Below are some entries; report how many of their lines contain the word "Software", giving nothing besides the number.
__________
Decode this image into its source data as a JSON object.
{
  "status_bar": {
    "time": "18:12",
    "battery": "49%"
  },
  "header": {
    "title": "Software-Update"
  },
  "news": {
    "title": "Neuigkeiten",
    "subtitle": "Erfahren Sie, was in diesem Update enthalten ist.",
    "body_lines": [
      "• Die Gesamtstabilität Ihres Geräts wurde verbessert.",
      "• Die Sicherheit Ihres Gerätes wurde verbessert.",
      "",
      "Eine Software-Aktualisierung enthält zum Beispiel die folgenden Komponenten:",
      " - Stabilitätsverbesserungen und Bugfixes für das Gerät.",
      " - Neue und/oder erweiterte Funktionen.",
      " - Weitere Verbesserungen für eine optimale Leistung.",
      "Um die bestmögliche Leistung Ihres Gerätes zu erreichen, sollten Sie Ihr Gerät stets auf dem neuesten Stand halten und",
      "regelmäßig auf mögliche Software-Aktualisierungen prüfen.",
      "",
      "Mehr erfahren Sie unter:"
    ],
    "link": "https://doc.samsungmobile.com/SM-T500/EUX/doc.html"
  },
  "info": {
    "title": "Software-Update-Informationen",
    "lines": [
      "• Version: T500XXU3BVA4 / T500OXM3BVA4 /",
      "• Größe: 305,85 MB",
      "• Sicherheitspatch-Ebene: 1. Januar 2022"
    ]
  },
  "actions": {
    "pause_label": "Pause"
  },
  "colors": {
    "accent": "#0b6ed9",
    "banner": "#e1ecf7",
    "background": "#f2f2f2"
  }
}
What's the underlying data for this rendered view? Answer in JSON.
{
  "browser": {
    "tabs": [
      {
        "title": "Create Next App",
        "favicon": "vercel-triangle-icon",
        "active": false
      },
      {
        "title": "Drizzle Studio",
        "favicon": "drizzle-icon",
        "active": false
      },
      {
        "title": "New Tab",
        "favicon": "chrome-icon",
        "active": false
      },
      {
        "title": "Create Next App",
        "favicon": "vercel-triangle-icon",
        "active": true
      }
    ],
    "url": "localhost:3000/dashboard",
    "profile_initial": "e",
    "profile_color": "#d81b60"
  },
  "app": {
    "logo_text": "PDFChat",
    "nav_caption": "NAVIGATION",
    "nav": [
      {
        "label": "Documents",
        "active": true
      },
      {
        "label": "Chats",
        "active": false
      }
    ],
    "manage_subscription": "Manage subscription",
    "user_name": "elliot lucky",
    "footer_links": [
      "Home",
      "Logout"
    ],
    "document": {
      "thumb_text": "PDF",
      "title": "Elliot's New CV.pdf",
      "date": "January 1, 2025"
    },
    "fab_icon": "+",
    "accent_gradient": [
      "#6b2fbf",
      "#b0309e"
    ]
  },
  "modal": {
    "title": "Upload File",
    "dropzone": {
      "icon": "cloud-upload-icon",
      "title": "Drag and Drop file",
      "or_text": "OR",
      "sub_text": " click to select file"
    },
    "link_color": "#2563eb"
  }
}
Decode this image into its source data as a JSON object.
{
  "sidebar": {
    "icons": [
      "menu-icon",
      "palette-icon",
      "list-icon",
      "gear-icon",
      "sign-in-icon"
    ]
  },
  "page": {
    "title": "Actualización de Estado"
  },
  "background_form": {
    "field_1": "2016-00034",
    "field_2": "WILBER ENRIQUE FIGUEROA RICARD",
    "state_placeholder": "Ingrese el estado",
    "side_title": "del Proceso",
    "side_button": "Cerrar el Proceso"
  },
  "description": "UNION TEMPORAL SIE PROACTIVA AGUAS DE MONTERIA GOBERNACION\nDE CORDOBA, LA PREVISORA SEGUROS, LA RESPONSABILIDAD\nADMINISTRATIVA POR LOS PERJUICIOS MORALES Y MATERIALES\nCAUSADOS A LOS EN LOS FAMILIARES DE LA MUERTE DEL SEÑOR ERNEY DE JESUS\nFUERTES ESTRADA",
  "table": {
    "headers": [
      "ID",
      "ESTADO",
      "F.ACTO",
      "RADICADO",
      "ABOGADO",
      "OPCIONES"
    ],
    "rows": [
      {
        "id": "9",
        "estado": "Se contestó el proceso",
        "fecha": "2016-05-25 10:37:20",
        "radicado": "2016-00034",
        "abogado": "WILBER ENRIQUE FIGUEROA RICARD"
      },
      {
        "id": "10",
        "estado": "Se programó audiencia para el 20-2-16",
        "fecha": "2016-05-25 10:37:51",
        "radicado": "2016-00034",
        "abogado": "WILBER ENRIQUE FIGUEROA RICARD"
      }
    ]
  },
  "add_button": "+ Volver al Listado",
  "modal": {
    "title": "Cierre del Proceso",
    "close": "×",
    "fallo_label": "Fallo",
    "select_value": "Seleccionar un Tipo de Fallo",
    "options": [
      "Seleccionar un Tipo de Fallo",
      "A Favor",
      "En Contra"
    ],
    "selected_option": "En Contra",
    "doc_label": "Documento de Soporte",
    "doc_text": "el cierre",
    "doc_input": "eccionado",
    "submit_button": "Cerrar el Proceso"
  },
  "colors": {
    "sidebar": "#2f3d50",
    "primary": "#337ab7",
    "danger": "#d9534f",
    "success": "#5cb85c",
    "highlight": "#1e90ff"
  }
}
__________
TASK SOLUTION
4